Antonioni must have seen Jeanne Moreau walking to the accompaniment of Miles Davis’s trumpet in Louis Malle’s Elevator to the Gallows (1958). Her gait is a true combination of intelligence and sexiness: resolute, purposeful, and above all, aware. Her departure from her husband’s book event and subsequent walk through Milan is a signal that hers is a finely tuned antenna, picking up on emotional cues and erotic contexts that seem lost on the distracted Giovanni. Returning to the outskirts of the city where once they were young lovers, she is fascinated by model rockets shooting off in a field, perhaps anticipating erotic excitement to come. But the boys have packed up by the time Giovanni arrives after a nap at home encased by shelves of books. It is clear that he has only limited interest in her sentimental homing device. Nor does her not-so-mild hinting from the bathtub back at home seem to have any impact.
The film’s long middle sequence at the party, punctuated by a jazz band (playing its traditional role as a sign of decadence), a rainstorm, and the couple’s failed efforts at mutual infidelity, is a bravura set piece nearly on a par with anything Fellini or Visconti constructed. And just as Visconti’s celebrated ballroom sequence in 1963’s The Leopard seemed to define a historic moment, the stakes seem high in Le notte as well. Italy is about to tip over into the pool, just as several of the revelers do during the rainstorm, and the values that motivated the younger Giovanni seem almost irretrievably compromised. The irreversible process of modernization exacted painful costs, and the effort to remain a robust modern nation-state is still an ongoing project for a not-quite-united republic, as the recent parliamentary elections show. Glamour and corruption seem still to be the dual image of Italy. But, then again, thinking back to earlier centuries, when has it not been thus?
Le notte ends in an ironically pastoral scene, shot on what appears to be a private golf course adjacent to the villa, and features some of Antonioni’s most expressive camera work. When Lidia, sitting at the edge of a sand trap in the cold light of the morning after, reads a love letter Giovanni had composed to her years ago amid a remarkable montage, he has to ask who wrote it. Giovanni insists on a new consummation of an old love—in the trap—as the camera slowly and wistfully pans away.

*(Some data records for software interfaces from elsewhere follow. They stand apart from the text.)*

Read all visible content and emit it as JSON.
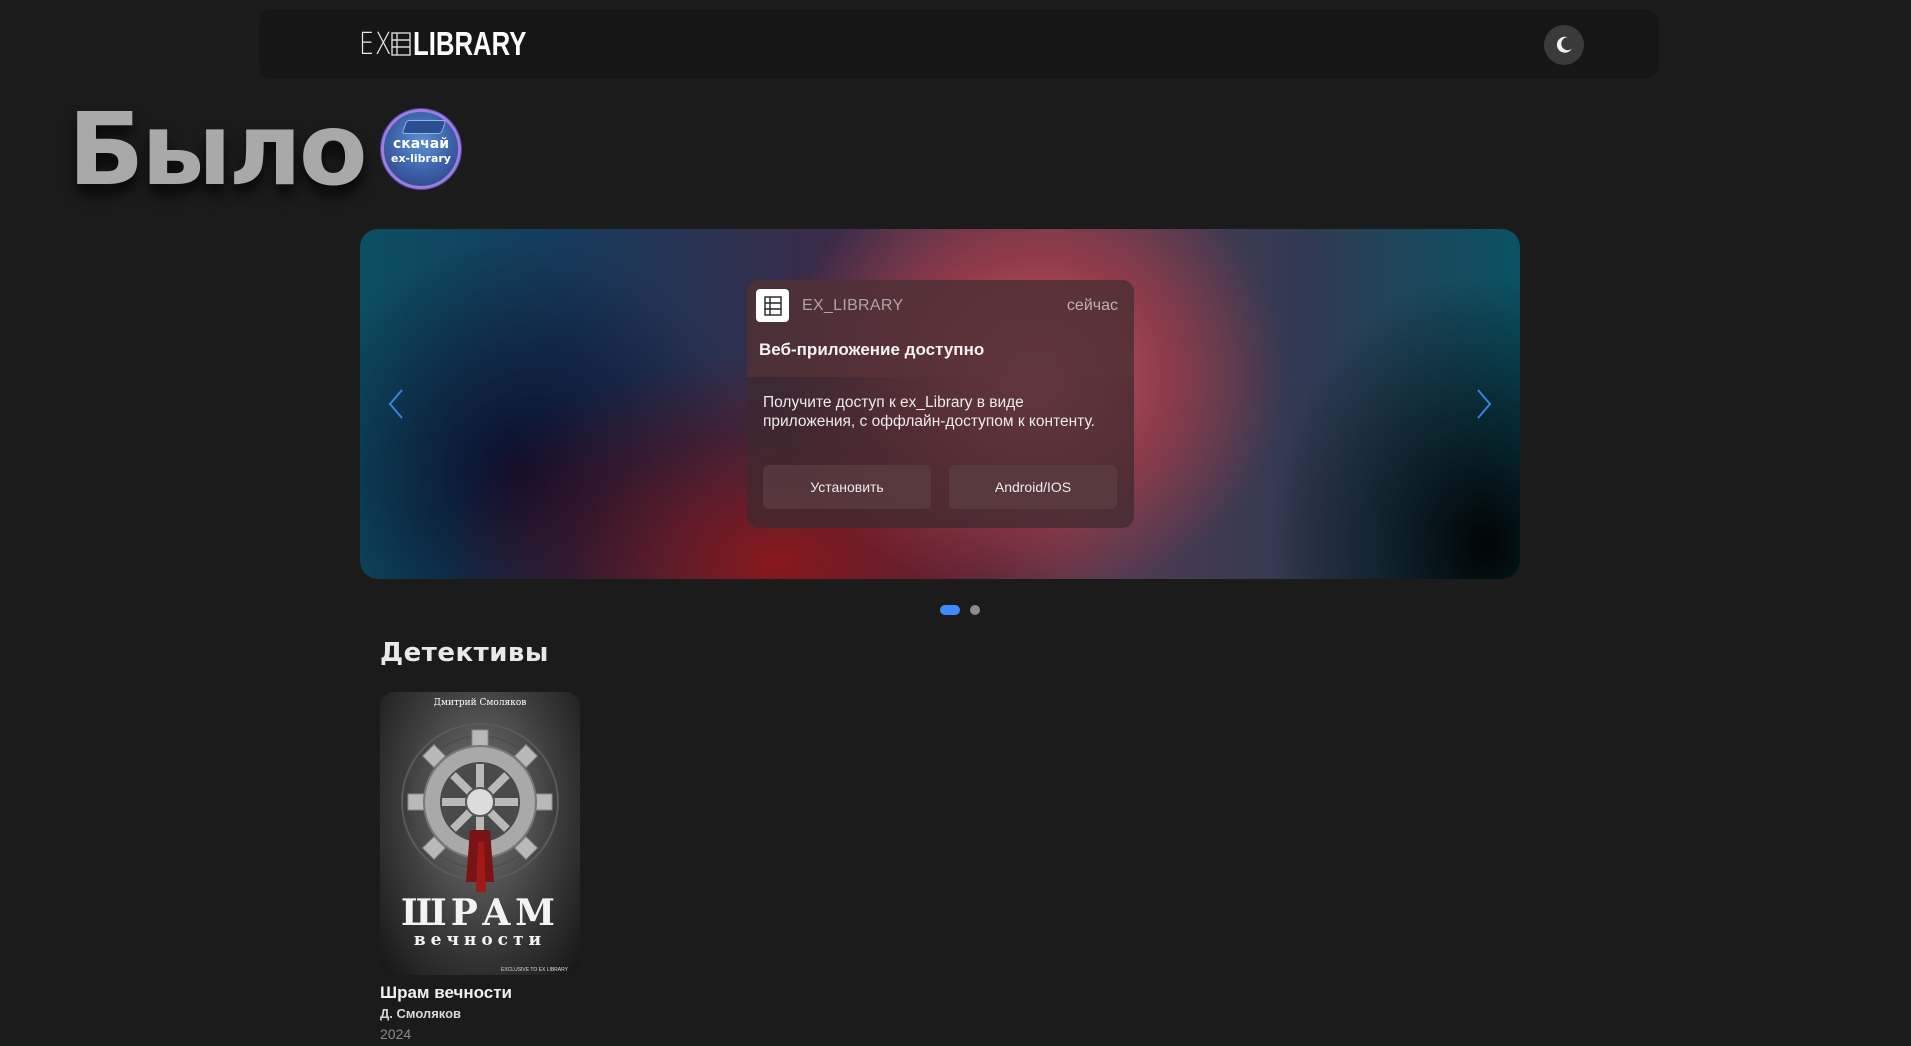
{
  "header": {
    "logo_ex": "EX",
    "logo_library": "LIBRARY",
    "theme_toggle_icon": "moon-icon"
  },
  "hero": {
    "title": "Было",
    "badge_line1": "скачай",
    "badge_line2": "ex-library"
  },
  "carousel": {
    "notification": {
      "app_name": "EX_LIBRARY",
      "time": "сейчас",
      "title": "Веб-приложение доступно",
      "body": "Получите доступ к ex_Library в виде приложения, с оффлайн-доступом к контенту.",
      "install_label": "Установить",
      "platform_label": "Android/IOS"
    },
    "slides_total": 2,
    "active_slide": 1
  },
  "section": {
    "title": "Детективы"
  },
  "books": [
    {
      "cover_author": "Дмитрий Смоляков",
      "cover_title_line1": "ШРАМ",
      "cover_title_line2": "вечности",
      "cover_footer": "EXCLUSIVE TO EX LIBRARY",
      "title": "Шрам вечности",
      "author": "Д. Смоляков",
      "year": "2024"
    }
  ],
  "colors": {
    "background": "#1b1b1b",
    "header": "#161616",
    "accent_dot": "#3d8cff"
  }
}
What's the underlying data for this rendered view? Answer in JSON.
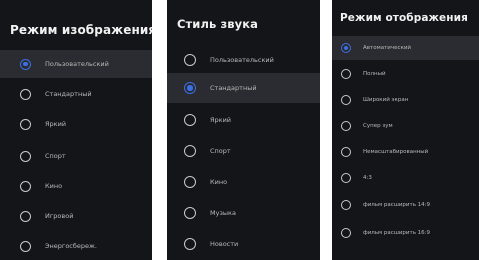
{
  "panels": [
    {
      "title": "Режим изображения",
      "items": [
        "Пользовательский",
        "Стандартный",
        "Яркий",
        "Спорт",
        "Кино",
        "Игровой",
        "Энергосбереж."
      ],
      "checked_index": 0
    },
    {
      "title": "Стиль звука",
      "items": [
        "Пользовательский",
        "Стандартный",
        "Яркий",
        "Спорт",
        "Кино",
        "Музыка",
        "Новости"
      ],
      "checked_index": 1
    },
    {
      "title": "Режим отображения",
      "items": [
        "Автоматический",
        "Полный",
        "Широкий экран",
        "Супер зум",
        "Немасштабированный",
        "4:3",
        "фильм расширить 14:9",
        "фильм расширить 16:9"
      ],
      "checked_index": 0
    }
  ],
  "colors": {
    "panel_bg": "#141519",
    "selected_row_bg": "#2b2c31",
    "accent": "#3b6fe3",
    "title_text": "#f2f2f2",
    "item_text": "#b9b9b9"
  }
}
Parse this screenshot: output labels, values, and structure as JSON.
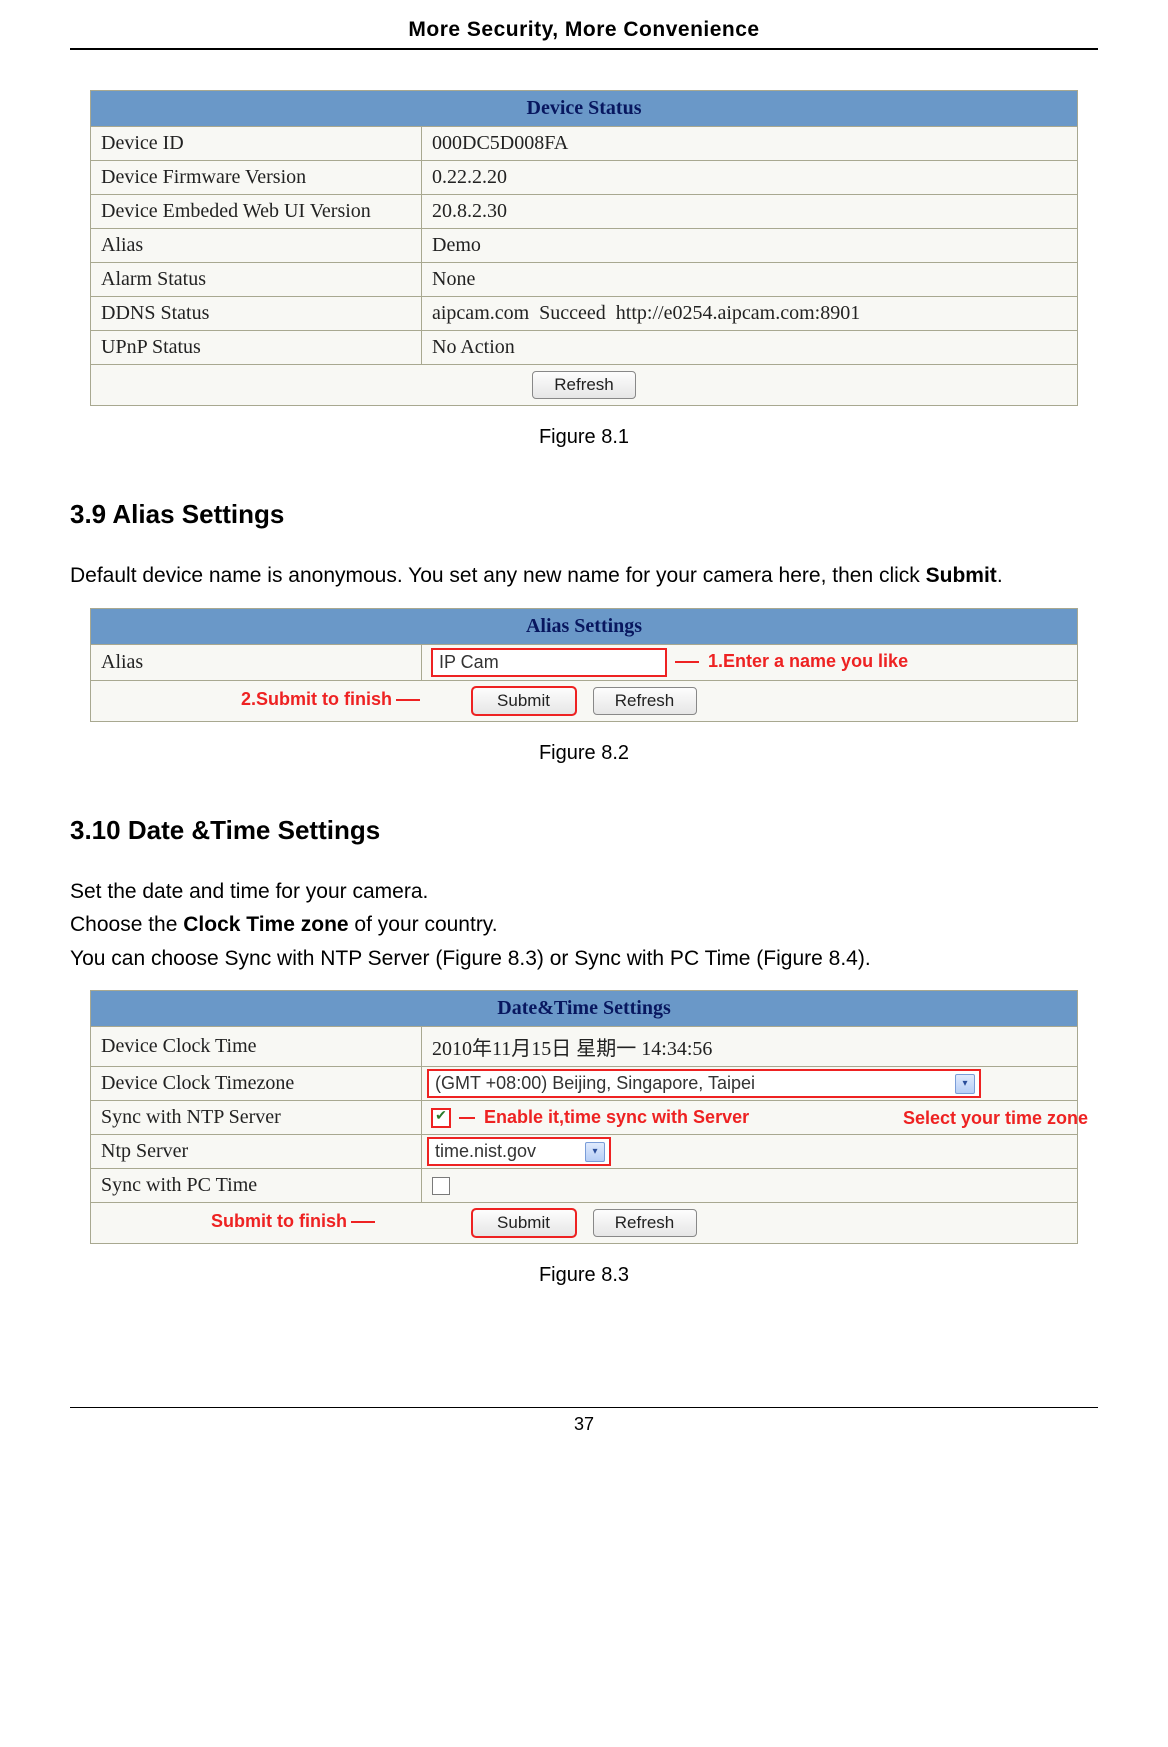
{
  "header": "More Security, More Convenience",
  "page_number": "37",
  "fig81": {
    "title": "Device Status",
    "rows": [
      {
        "label": "Device ID",
        "value": "000DC5D008FA"
      },
      {
        "label": "Device Firmware Version",
        "value": "0.22.2.20"
      },
      {
        "label": "Device Embeded Web UI Version",
        "value": "20.8.2.30"
      },
      {
        "label": "Alias",
        "value": "Demo"
      },
      {
        "label": "Alarm Status",
        "value": "None"
      },
      {
        "label": "DDNS Status",
        "value": "aipcam.com  Succeed  http://e0254.aipcam.com:8901"
      },
      {
        "label": "UPnP Status",
        "value": "No Action"
      }
    ],
    "refresh": "Refresh",
    "caption": "Figure 8.1"
  },
  "sec39": {
    "heading": "3.9 Alias Settings",
    "line1a": "Default device name is anonymous. You set any new name for your camera here, then click ",
    "line1b": "Submit",
    "line1c": "."
  },
  "fig82": {
    "title": "Alias Settings",
    "alias_label": "Alias",
    "alias_value": "IP Cam",
    "submit": "Submit",
    "refresh": "Refresh",
    "ann1": "1.Enter a name you like",
    "ann2": "2.Submit to finish",
    "caption": "Figure 8.2"
  },
  "sec310": {
    "heading": "3.10 Date &Time Settings",
    "p1": "Set the date and time for your camera.",
    "p2a": "Choose the ",
    "p2b": "Clock Time zone",
    "p2c": " of your country.",
    "p3": "You can choose Sync with NTP Server (Figure 8.3) or Sync with PC Time (Figure 8.4)."
  },
  "fig83": {
    "title": "Date&Time Settings",
    "rows": {
      "clock_time_label": "Device Clock Time",
      "clock_time_value": "2010年11月15日  星期一  14:34:56",
      "tz_label": "Device Clock Timezone",
      "tz_value": "(GMT +08:00) Beijing, Singapore, Taipei",
      "ntp_sync_label": "Sync with NTP Server",
      "ntp_sync_checked": true,
      "ntp_server_label": "Ntp Server",
      "ntp_server_value": "time.nist.gov",
      "pc_sync_label": "Sync with PC Time",
      "pc_sync_checked": false
    },
    "submit": "Submit",
    "refresh": "Refresh",
    "ann_enable": "Enable it,time sync with Server",
    "ann_tz": "Select your time zone",
    "ann_submit": "Submit to finish",
    "caption": "Figure 8.3"
  }
}
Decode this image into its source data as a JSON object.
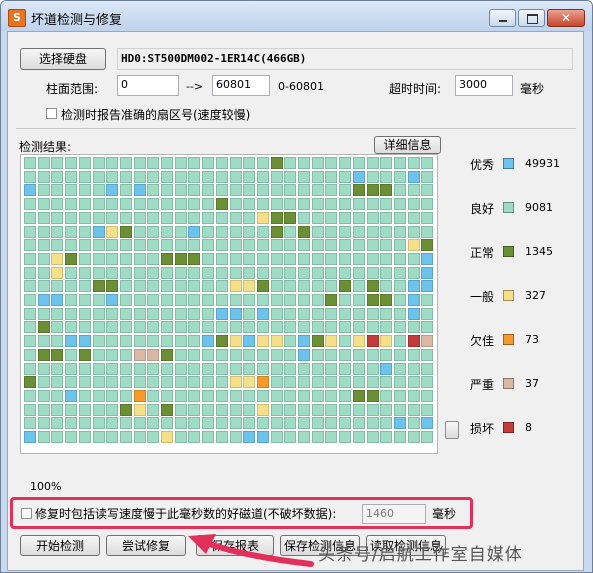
{
  "window": {
    "title": "坏道检测与修复",
    "icon_name": "app-logo-icon",
    "icon_glyph": "S"
  },
  "controls": {
    "minimize": "minimize-icon",
    "maximize": "maximize-icon",
    "close": "close-icon",
    "close_glyph": "✕"
  },
  "disk": {
    "select_button": "选择硬盘",
    "value": "HD0:ST500DM002-1ER14C(466GB)"
  },
  "range": {
    "label": "柱面范围:",
    "from": "0",
    "arrow": "-->",
    "to": "60801",
    "hint": "0-60801"
  },
  "timeout": {
    "label": "超时时间:",
    "value": "3000",
    "unit": "毫秒"
  },
  "report_accurate": {
    "label": "检测时报告准确的扇区号(速度较慢)",
    "checked": false
  },
  "results": {
    "label": "检测结果:",
    "details_button": "详细信息",
    "progress": "100%"
  },
  "legend": [
    {
      "label": "优秀",
      "color": "#6cc4ec",
      "count": "49931"
    },
    {
      "label": "良好",
      "color": "#9edcc6",
      "count": "9081"
    },
    {
      "label": "正常",
      "color": "#6b8f35",
      "count": "1345"
    },
    {
      "label": "一般",
      "color": "#f5e08a",
      "count": "327"
    },
    {
      "label": "欠佳",
      "color": "#f39a2a",
      "count": "73"
    },
    {
      "label": "严重",
      "color": "#d9b8a4",
      "count": "37"
    },
    {
      "label": "损坏",
      "color": "#c23a3a",
      "count": "8"
    }
  ],
  "repair_option": {
    "label": "修复时包括读写速度慢于此毫秒数的好磁道(不破坏数据):",
    "value": "1460",
    "unit": "毫秒",
    "checked": false
  },
  "buttons": {
    "start": "开始检测",
    "repair": "尝试修复",
    "save_report": "保存报表",
    "save_info": "保存检测信息",
    "read_info": "读取检测信息"
  },
  "watermark": "头条号/启航工作室自媒体",
  "grid_rows": [
    "GGGGGGGGGGGGGGGGGGCGGGGGGGGGGG",
    "GGGGGGGGGGGGGGGGGGGGGGGGBGGGBG",
    "BGGGGGBGBGGGGGGGGGGGGGGGCCCGGG",
    "GGGGGGGGGGGGGGCGGGGGGGGGGGGGGG",
    "GGGGGGGGGGGGGGGGGYCCGGGGGGGGGG",
    "GGGGGBYCGGGGBGGGGGCGCGGGGGGGGG",
    "GGGGGGGGGGGGGGGGGGGGGGGGGGGGYC",
    "GGYCGGGGGGCCCGGGGGGGGGGGGGGGGB",
    "GGYGGGGGGGGGGGGGGGGGGGGGGGGGGB",
    "GGGGGCCGGGGGGGGYYCGGGGGCGCGGBB",
    "GBBGGGBGGGGGGGGGGGGGGGCGGCCGBG",
    "GGGGGGGGGGGGGGBBGBGGGGGGGGGGBG",
    "GCGGGGGGGGGGGGGGGGGGGGGGGGGGGG",
    "GGGBBGGGGGGGGBCYBYYGBCYGYRYGRS",
    "GCCGCGGGMSCGGGGGGGGGBGGGGGGGGG",
    "GGGGGGGGGGGGGGGGGGGGGGGGGGBGGG",
    "CGGGGGGGGGGGGGGYYOGGGGGGGGGGGG",
    "GGGBGGGGOGGGGGGGGGGGGGGGCCGGGG",
    "GGGGGGGCYGCGGGGGGYGGGGGGGGGGGG",
    "GGGGGGGGGGGGGGGGGGGGGGGGGGGBGB",
    "BGGGGGGGGGYGGGGGBBGGGGGGGGGGGG"
  ],
  "grid_colors": {
    "G": "#9edcc6",
    "B": "#6cc4ec",
    "C": "#6b8f35",
    "Y": "#f5e08a",
    "O": "#f39a2a",
    "S": "#d9b8a4",
    "R": "#c23a3a",
    "M": "#d9b8a4"
  }
}
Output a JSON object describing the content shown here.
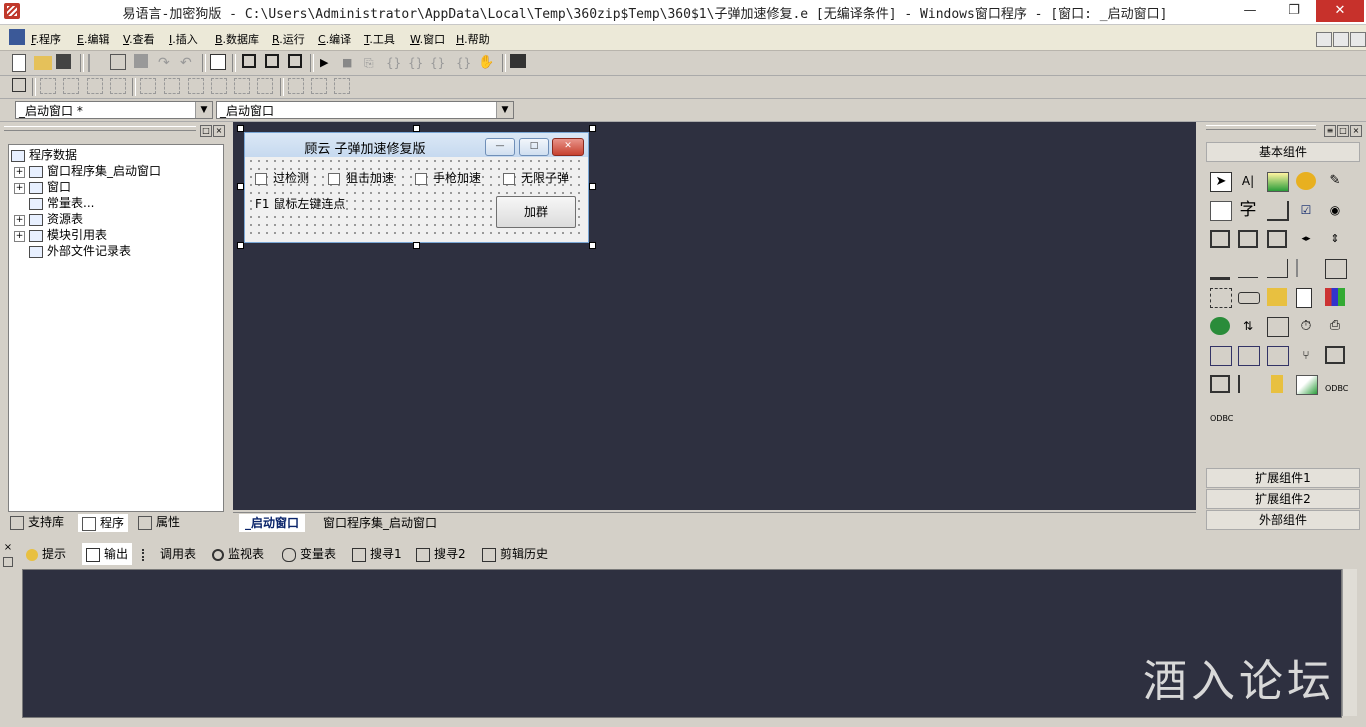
{
  "titlebar": {
    "title": "易语言-加密狗版 - C:\\Users\\Administrator\\AppData\\Local\\Temp\\360zip$Temp\\360$1\\子弹加速修复.e [无编译条件] - Windows窗口程序 - [窗口: _启动窗口]",
    "minimize": "—",
    "restore": "❐",
    "close": "✕"
  },
  "menu": [
    {
      "key": "F",
      "label": ".程序"
    },
    {
      "key": "E",
      "label": ".编辑"
    },
    {
      "key": "V",
      "label": ".查看"
    },
    {
      "key": "I",
      "label": ".插入"
    },
    {
      "key": "B",
      "label": ".数据库"
    },
    {
      "key": "R",
      "label": ".运行"
    },
    {
      "key": "C",
      "label": ".编译"
    },
    {
      "key": "T",
      "label": ".工具"
    },
    {
      "key": "W",
      "label": ".窗口"
    },
    {
      "key": "H",
      "label": ".帮助"
    }
  ],
  "combos": {
    "left": "_启动窗口 *",
    "right": "_启动窗口"
  },
  "tree": {
    "root": "程序数据",
    "items": [
      "窗口程序集_启动窗口",
      "窗口",
      "常量表...",
      "资源表",
      "模块引用表",
      "外部文件记录表"
    ]
  },
  "left_tabs": [
    "支持库",
    "程序",
    "属性"
  ],
  "design_window": {
    "title": "顾云 子弹加速修复版",
    "checkboxes": [
      "过检测",
      "狙击加速",
      "手枪加速",
      "无限子弹"
    ],
    "label": "F1 鼠标左键连点",
    "button": "加群"
  },
  "editor_tabs": [
    "_启动窗口",
    "窗口程序集_启动窗口"
  ],
  "palette": {
    "basic": "基本组件",
    "ext1": "扩展组件1",
    "ext2": "扩展组件2",
    "external": "外部组件"
  },
  "bottom_tabs": [
    "提示",
    "输出",
    "调用表",
    "监视表",
    "变量表",
    "搜寻1",
    "搜寻2",
    "剪辑历史"
  ],
  "watermark": "酒入论坛"
}
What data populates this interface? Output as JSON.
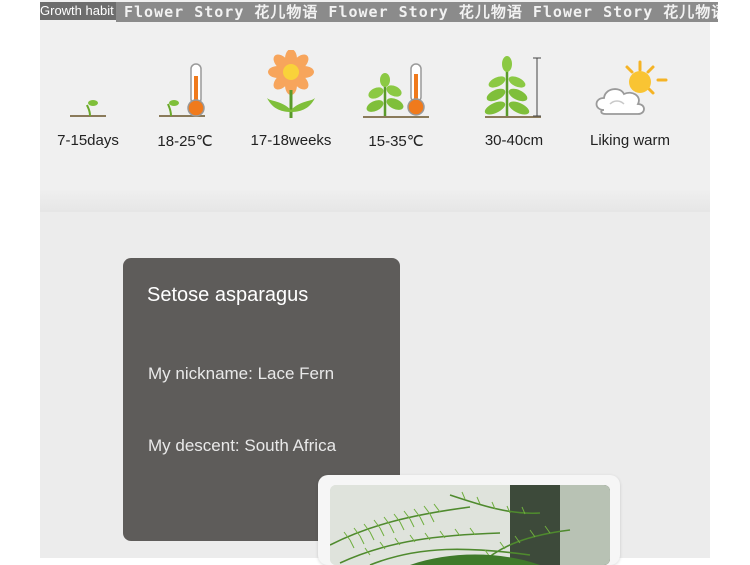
{
  "header": {
    "label": "Growth habit",
    "watermark": "Flower Story 花儿物语 Flower Story 花儿物语 Flower Story 花儿物语"
  },
  "habits": [
    {
      "label": "7-15days",
      "icon": "sprout-icon"
    },
    {
      "label": "18-25℃",
      "icon": "seedling-thermometer-icon"
    },
    {
      "label": "17-18weeks",
      "icon": "flower-icon"
    },
    {
      "label": "15-35℃",
      "icon": "plant-thermometer-icon"
    },
    {
      "label": "30-40cm",
      "icon": "plant-height-icon"
    },
    {
      "label": "Liking warm",
      "icon": "sun-cloud-icon"
    }
  ],
  "card": {
    "title": "Setose asparagus",
    "nickname": "My nickname: Lace Fern",
    "descent": "My descent:  South Africa"
  },
  "colors": {
    "card_bg": "#5e5c5a",
    "panel_bg": "#ececec",
    "leaf_green": "#7fbf3a",
    "thermo_orange": "#f07a1c"
  }
}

When Antonioni and Ingmar Bergman died on the same day in 2007, it seemed that an entire era of classic cinema had gone with them. Jean-Luc Godard made so many left turns so long ago that he seemed to have been out of the game much longer than either of them, and Kurosawa, Fellini, Truffaut, Bresson, Tarkovsky, and the rest who had made such an international impact in the 1950s and 60s were long gone. Antonioni’s cinema of emotion—as often repressed as expressed—and his sensitivity to the way people are shaped by the environments they create for themselves, with unintended consequences laid bare by his probing lenses, still endures.
Other Antonioni favorites:
Gente de Po (1947) and N.U. (1948) (short documentaries)
Le amiche (1955)
Red Desert (1964)
The Passenger (1975)